Cooling systems use a good deal of energy to run, and taking some time and investing in them will improve cooling efficiency measurably. Some of the elements that lower its energy demands are easy to do, while you’ll need a pro to do others.
What You Can Do
The condition of the air filter for your cooling system has an enormous impact on how well your air conditioner runs. By checking it monthly and changing it when it’s covered with dust, you’ll immediately improve your A/C’s performance. A system that runs with a dirty filter has reduced airflow, and that drives up the cost of cooling. It takes the unit longer to reach your home’s thermostat’s settings. It also adds wear to the parts and increases cooling costs.
Keep the outdoor condensing unit clean and unobstructed. If landscaping debris blocks the free flow of air into the unit, it will take longer for the refrigerant to lose its heat. If you notice dust on the condensing coil, use a mild spray with the hose to clean it off.
What the Pros Do
Annual maintenance will significantly improve cooling efficiency because HVAC technicians go through your entire system, bringing it back as closely as they can to its factory settings. They usually perform these tasks:
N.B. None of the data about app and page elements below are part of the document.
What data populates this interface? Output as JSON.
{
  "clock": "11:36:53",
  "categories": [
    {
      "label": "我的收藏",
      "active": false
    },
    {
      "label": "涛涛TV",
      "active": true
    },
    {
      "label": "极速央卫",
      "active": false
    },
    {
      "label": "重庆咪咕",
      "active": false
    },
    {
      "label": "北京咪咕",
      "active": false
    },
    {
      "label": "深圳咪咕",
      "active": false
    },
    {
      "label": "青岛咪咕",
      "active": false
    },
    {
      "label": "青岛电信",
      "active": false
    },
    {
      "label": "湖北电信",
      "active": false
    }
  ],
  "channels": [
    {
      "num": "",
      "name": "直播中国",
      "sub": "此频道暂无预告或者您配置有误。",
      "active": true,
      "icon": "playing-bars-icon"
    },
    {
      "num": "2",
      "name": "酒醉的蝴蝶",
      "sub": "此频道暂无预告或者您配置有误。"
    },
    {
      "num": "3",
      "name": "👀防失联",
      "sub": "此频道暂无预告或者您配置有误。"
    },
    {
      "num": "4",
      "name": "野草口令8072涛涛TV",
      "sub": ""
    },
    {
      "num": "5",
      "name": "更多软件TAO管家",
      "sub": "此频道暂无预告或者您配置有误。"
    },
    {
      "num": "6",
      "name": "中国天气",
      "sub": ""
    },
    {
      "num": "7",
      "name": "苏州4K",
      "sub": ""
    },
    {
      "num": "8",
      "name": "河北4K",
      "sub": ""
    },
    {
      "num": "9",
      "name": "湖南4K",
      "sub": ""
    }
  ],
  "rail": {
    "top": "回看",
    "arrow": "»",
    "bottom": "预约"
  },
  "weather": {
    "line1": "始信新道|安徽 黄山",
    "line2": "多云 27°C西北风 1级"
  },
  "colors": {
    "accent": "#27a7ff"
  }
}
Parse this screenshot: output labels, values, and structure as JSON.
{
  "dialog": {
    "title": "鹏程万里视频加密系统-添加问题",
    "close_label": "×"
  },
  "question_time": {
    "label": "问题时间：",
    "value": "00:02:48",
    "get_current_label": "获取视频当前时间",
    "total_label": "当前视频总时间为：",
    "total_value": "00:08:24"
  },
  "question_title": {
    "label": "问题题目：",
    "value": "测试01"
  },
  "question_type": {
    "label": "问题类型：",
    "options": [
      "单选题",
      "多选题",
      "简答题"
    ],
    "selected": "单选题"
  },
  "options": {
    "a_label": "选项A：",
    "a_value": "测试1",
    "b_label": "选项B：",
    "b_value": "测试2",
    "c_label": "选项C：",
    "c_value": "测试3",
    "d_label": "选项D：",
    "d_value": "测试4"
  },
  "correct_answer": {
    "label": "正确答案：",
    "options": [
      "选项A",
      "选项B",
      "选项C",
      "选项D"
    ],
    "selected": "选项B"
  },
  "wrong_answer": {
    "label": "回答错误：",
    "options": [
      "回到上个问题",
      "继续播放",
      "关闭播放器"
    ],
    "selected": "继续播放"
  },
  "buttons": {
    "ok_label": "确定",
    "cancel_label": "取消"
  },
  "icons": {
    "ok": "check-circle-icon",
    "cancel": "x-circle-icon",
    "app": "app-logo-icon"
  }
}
- Cleaning and adjusting all the electrical components.
- Checking the refrigerant level, sealing leaks and adding more if needed.
- Cleaning the indoor evaporator coil.
- Making sure the condensate drain is clear and cleaning the pan.
- Lubricating motors and checking belt tension.
- Measuring the airflow through the air handler.
- Checking ductwork for leaks and sealing them.
During the maintenance visit, your technician also can advise you on adding a programmable thermostat for your equipment. If you’re away on a regular basis, the thermostat can save you money. Each degree you raise the temperature saves energy dollars and takes a burden off your system.
For more insight about ways to improve cooling efficiency, please contact us at Griffith Energy Services, Inc. We’ve helped homeowners in the Baltimore area, along with Easton, Md., Dover, Del., and Martinsburg, W.Va., for more than 100 years.
Written by Kevin Spain